We wish we could have featured all of them, if for no other reason than it was wonderful to sit and talk with them, soaking up the feelings they have for their pastimes. Bound by space limitations, we settled on five.

AIRBORNE ACROBAT Rick Porter can describe what aerobatic piloting means to him in one word: escape.

“The first time I did it, it was just the most delightful thing I'd ever done,” says the owner of Atlanta-based Richport Properties. “Here, 25 years later, I still feel it's sort of the epitome of three-dimensional freedom. It really is a ballet with an airplane.”

Porter not only flies an aerobatic plane, but also competes at the advanced level. In the world of aerobatic flying, only unlimited category pilots fly more difficult routines. In competition, advanced-level pilots must perform three flights inside a 3,300-foot cube between 800 feet and 3,500 feet above the ground. A panel of five judges scores the pilots on a series of maneuvers that must be done inside the cube, which is marked on the ground.

While air show routines are done for the “wow factor,” Porter says, competitive routines are all about precision. And even though he may be flying upside down at nearly 200 miles per hour, Porter says he doesn't consider himself a thrill-seeker.

“It's not about risk,” he says. “There probably is a bit of bravado involved in it, but it's truly about the expertise and control it takes to do it. You're flying an airplane that will do whatever you tell it to do and stay there until it falls out of the sky. It's very exhilarating. When you add the freedom aspect and the competition, it's something I really enjoy.”

He also enjoys the camaraderie of the community of aerobatic pilots; only about 400 to 500 pilots compete at this level and every competition is a bit like a family reunion. He looks forward to spending weekends hanging out with people who share his passion for the sport.

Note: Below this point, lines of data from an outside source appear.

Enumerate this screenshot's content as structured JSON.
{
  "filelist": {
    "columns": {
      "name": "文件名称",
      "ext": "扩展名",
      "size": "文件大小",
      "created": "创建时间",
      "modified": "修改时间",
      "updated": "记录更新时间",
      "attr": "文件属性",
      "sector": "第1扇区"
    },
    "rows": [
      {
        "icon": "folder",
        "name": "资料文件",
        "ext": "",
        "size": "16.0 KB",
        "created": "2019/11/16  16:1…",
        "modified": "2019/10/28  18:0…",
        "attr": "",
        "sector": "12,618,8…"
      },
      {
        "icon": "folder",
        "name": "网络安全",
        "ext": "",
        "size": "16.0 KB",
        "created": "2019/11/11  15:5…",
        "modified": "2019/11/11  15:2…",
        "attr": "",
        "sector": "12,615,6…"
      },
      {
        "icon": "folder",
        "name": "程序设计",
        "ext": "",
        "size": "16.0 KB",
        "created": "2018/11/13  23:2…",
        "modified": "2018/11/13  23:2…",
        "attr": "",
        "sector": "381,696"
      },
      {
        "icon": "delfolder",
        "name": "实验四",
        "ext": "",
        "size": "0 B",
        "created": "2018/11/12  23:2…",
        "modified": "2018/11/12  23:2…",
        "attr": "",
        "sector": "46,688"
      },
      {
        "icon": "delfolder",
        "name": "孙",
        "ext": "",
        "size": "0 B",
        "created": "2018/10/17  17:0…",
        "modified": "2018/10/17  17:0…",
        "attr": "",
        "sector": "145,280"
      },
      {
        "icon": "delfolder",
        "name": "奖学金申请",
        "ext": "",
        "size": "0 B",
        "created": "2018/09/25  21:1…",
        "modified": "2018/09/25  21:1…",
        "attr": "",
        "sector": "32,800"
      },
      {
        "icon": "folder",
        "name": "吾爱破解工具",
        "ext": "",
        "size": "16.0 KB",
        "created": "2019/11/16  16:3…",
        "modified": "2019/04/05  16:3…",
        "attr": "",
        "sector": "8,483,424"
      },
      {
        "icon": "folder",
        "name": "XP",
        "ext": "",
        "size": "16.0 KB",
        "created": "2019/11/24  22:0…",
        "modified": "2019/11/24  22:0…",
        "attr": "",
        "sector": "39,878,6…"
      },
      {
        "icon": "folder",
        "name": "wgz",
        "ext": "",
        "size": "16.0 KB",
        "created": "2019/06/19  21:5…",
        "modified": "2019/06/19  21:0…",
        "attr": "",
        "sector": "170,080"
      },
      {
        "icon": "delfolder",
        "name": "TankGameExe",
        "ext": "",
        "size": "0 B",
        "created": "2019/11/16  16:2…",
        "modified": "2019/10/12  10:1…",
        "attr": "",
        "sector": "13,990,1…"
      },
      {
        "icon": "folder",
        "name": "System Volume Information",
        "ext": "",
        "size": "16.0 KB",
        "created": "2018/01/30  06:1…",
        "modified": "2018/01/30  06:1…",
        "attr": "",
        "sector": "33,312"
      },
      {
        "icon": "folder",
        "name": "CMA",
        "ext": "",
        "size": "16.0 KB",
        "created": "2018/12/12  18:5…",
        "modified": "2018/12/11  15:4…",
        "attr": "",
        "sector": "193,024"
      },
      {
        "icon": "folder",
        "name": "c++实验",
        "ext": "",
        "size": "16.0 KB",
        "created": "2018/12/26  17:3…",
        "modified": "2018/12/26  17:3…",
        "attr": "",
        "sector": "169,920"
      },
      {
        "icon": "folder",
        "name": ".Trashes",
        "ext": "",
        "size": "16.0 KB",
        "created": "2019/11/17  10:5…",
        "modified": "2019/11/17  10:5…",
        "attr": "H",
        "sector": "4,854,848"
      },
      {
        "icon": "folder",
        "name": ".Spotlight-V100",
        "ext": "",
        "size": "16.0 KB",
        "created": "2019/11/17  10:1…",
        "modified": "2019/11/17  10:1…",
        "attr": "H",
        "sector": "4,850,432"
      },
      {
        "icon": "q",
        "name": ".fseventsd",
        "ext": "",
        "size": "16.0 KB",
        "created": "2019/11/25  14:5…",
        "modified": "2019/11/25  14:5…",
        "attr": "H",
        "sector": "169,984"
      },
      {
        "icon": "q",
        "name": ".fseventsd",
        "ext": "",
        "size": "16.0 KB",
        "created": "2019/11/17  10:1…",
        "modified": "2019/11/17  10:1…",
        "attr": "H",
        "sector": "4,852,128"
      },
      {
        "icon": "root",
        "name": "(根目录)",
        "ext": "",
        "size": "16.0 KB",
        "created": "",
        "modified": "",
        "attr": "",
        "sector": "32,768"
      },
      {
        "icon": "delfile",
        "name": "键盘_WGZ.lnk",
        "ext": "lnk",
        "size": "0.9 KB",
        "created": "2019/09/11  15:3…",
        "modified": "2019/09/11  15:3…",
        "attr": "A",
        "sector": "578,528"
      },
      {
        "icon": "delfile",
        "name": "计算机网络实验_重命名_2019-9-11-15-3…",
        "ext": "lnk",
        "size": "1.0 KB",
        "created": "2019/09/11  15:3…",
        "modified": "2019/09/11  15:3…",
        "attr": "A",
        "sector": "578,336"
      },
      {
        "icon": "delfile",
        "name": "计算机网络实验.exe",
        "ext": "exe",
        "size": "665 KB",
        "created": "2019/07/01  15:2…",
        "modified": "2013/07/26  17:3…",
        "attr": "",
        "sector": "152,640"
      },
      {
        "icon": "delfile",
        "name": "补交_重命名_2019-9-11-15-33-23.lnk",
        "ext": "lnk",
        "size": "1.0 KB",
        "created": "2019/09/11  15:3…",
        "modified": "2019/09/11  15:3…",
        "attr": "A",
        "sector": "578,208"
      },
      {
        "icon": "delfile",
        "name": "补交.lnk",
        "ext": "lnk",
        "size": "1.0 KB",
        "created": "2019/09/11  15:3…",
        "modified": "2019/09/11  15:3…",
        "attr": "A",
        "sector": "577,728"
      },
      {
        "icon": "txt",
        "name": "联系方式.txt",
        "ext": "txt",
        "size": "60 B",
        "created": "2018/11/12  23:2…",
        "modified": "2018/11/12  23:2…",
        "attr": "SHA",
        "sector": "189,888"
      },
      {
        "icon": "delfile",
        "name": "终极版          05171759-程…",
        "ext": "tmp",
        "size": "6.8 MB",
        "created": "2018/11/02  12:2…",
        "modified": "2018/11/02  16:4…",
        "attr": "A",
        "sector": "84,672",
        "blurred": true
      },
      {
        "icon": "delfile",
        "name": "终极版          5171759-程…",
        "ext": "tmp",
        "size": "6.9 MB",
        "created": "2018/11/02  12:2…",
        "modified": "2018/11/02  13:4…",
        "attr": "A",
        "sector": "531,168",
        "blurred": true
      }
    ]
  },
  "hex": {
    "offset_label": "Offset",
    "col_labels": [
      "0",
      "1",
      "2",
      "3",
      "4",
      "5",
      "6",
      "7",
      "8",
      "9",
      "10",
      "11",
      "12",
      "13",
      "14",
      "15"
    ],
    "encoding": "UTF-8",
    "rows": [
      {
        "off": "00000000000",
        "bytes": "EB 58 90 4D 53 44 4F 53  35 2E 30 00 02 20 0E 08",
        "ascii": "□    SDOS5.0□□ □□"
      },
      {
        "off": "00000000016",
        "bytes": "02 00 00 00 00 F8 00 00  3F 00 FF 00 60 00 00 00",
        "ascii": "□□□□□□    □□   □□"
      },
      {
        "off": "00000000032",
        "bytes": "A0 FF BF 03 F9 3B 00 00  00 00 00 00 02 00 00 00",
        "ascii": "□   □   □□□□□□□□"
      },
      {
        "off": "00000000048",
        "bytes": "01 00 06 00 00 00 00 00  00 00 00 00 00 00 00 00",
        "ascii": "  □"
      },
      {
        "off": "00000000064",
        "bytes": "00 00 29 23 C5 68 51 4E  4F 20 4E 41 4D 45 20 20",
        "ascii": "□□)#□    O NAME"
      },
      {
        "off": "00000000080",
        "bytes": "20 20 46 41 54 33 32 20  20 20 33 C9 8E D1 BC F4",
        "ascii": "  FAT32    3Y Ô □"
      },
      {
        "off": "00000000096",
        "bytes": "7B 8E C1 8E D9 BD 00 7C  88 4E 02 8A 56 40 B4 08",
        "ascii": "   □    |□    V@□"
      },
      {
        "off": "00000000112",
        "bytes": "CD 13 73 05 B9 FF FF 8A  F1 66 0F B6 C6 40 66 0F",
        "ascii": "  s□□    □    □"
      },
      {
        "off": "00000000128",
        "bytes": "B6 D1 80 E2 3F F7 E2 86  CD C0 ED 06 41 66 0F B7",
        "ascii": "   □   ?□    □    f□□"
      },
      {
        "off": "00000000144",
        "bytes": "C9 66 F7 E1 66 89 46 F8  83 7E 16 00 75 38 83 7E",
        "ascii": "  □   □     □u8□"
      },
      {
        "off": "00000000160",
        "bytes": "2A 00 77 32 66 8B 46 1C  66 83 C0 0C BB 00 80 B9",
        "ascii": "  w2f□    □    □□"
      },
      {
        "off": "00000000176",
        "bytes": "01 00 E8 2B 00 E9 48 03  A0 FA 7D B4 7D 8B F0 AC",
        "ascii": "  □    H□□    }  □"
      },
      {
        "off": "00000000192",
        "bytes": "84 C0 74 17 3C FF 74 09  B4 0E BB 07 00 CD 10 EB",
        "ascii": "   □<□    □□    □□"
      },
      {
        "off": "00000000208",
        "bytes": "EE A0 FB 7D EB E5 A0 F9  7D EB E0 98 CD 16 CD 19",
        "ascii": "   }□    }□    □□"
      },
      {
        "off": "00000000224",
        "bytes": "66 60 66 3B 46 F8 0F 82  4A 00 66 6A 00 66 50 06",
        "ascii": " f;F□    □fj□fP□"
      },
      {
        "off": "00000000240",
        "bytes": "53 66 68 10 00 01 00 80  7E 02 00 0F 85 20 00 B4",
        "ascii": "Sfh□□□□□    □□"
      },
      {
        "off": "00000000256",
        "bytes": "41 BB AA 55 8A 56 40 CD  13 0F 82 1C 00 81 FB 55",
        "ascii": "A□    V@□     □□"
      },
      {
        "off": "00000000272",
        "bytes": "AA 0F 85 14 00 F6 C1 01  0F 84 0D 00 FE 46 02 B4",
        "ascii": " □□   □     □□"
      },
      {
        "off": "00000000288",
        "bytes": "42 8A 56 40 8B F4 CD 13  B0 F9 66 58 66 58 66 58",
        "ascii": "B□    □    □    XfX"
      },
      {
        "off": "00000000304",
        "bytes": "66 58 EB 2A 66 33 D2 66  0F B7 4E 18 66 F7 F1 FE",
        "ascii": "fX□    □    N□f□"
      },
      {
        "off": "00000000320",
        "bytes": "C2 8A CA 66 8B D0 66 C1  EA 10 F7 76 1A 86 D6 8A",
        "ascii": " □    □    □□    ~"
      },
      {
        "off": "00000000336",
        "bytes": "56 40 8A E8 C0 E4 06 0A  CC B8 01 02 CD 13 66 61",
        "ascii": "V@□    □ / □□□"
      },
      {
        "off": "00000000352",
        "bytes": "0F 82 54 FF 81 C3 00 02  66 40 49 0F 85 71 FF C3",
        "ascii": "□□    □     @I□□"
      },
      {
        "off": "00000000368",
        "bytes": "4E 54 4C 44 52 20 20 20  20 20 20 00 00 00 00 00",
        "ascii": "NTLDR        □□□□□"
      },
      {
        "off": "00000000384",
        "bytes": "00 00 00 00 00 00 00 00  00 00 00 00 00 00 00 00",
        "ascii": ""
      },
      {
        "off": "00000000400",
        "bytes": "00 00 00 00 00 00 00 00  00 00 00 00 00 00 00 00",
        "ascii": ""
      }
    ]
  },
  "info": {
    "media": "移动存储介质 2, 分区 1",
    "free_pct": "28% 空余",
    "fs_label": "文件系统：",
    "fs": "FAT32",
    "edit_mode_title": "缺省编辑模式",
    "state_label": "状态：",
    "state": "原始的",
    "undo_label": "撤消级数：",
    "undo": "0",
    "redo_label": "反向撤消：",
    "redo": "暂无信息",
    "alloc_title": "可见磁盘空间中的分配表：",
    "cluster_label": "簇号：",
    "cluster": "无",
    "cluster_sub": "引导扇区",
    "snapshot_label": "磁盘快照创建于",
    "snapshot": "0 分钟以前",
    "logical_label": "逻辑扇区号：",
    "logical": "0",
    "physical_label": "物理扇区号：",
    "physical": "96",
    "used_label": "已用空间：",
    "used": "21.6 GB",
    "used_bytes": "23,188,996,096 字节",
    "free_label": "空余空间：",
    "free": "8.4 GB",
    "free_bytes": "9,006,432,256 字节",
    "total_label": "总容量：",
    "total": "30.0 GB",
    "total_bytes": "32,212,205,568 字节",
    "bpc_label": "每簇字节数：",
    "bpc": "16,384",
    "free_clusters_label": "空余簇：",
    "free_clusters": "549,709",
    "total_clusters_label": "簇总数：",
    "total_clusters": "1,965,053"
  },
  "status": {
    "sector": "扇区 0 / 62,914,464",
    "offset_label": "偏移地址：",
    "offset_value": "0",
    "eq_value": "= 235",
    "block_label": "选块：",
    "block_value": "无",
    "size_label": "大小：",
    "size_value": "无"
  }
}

“There is a kid-like passion in all of us who do it,” he says. “I'm not sure any of us fully wants to grow up.”

Learn more about markets featured in this article: Napa, CA.